▼
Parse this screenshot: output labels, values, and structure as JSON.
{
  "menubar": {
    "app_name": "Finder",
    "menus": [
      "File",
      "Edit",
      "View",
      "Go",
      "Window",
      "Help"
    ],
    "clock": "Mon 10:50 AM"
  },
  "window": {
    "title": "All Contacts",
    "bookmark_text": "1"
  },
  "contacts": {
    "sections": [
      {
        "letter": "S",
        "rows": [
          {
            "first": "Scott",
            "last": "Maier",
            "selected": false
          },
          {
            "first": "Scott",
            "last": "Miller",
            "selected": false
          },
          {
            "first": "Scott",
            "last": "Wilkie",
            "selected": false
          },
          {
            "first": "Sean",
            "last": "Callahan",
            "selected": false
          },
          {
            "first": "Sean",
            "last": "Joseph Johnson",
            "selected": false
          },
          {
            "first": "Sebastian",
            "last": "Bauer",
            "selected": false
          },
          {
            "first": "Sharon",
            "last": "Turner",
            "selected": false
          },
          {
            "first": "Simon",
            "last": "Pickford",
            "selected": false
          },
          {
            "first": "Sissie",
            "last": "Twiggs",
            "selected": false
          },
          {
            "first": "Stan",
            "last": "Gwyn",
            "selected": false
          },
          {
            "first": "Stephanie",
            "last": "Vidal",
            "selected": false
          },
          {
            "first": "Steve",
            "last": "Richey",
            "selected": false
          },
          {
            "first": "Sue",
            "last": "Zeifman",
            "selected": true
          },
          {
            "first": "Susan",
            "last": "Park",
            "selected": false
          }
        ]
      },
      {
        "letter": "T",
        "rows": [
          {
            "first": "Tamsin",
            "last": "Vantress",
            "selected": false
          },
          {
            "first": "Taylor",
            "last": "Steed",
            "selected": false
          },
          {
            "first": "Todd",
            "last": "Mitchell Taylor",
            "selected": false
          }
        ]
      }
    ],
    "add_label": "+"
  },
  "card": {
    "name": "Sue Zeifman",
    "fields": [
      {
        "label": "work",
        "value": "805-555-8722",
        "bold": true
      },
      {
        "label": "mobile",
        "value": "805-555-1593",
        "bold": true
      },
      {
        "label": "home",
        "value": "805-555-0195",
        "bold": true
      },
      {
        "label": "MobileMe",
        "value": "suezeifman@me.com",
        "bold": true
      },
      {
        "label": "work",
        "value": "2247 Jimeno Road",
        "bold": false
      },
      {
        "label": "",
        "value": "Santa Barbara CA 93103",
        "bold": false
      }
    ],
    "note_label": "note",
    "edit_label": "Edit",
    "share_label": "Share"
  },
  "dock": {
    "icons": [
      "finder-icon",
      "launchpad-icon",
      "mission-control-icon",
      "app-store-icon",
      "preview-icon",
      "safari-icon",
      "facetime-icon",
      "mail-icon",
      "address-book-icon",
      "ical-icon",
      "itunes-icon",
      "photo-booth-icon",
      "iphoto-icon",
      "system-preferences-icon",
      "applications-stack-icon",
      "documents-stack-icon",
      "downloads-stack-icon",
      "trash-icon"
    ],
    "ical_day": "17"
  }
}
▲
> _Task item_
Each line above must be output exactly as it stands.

> _Written reply_
Parse this screenshot: output labels, values, and structure as JSON.
{
  "menubar": {
    "app_name": "Finder",
    "menus": [
      "File",
      "Edit",
      "View",
      "Go",
      "Window",
      "Help"
    ],
    "clock": "Mon 10:50 AM"
  },
  "window": {
    "title": "All Contacts",
    "bookmark_text": "1"
  },
  "contacts": {
    "sections": [
      {
        "letter": "S",
        "rows": [
          {
            "first": "Scott",
            "last": "Maier",
            "selected": false
          },
          {
            "first": "Scott",
            "last": "Miller",
            "selected": false
          },
          {
            "first": "Scott",
            "last": "Wilkie",
            "selected": false
          },
          {
            "first": "Sean",
            "last": "Callahan",
            "selected": false
          },
          {
            "first": "Sean",
            "last": "Joseph Johnson",
            "selected": false
          },
          {
            "first": "Sebastian",
            "last": "Bauer",
            "selected": false
          },
          {
            "first": "Sharon",
            "last": "Turner",
            "selected": false
          },
          {
            "first": "Simon",
            "last": "Pickford",
            "selected": false
          },
          {
            "first": "Sissie",
            "last": "Twiggs",
            "selected": false
          },
          {
            "first": "Stan",
            "last": "Gwyn",
            "selected": false
          },
          {
            "first": "Stephanie",
            "last": "Vidal",
            "selected": false
          },
          {
            "first": "Steve",
            "last": "Richey",
            "selected": false
          },
          {
            "first": "Sue",
            "last": "Zeifman",
            "selected": true
          },
          {
            "first": "Susan",
            "last": "Park",
            "selected": false
          }
        ]
      },
      {
        "letter": "T",
        "rows": [
          {
            "first": "Tamsin",
            "last": "Vantress",
            "selected": false
          },
          {
            "first": "Taylor",
            "last": "Steed",
            "selected": false
          },
          {
            "first": "Todd",
            "last": "Mitchell Taylor",
            "selected": false
          }
        ]
      }
    ],
    "add_label": "+"
  },
  "card": {
    "name": "Sue Zeifman",
    "fields": [
      {
        "label": "work",
        "value": "805-555-8722",
        "bold": true
      },
      {
        "label": "mobile",
        "value": "805-555-1593",
        "bold": true
      },
      {
        "label": "home",
        "value": "805-555-0195",
        "bold": true
      },
      {
        "label": "MobileMe",
        "value": "suezeifman@me.com",
        "bold": true
      },
      {
        "label": "work",
        "value": "2247 Jimeno Road",
        "bold": false
      },
      {
        "label": "",
        "value": "Santa Barbara CA 93103",
        "bold": false
      }
    ],
    "note_label": "note",
    "edit_label": "Edit",
    "share_label": "Share"
  },
  "dock": {
    "icons": [
      "finder-icon",
      "launchpad-icon",
      "mission-control-icon",
      "app-store-icon",
      "preview-icon",
      "safari-icon",
      "facetime-icon",
      "mail-icon",
      "address-book-icon",
      "ical-icon",
      "itunes-icon",
      "photo-booth-icon",
      "iphoto-icon",
      "system-preferences-icon",
      "applications-stack-icon",
      "documents-stack-icon",
      "downloads-stack-icon",
      "trash-icon"
    ],
    "ical_day": "17"
  }
}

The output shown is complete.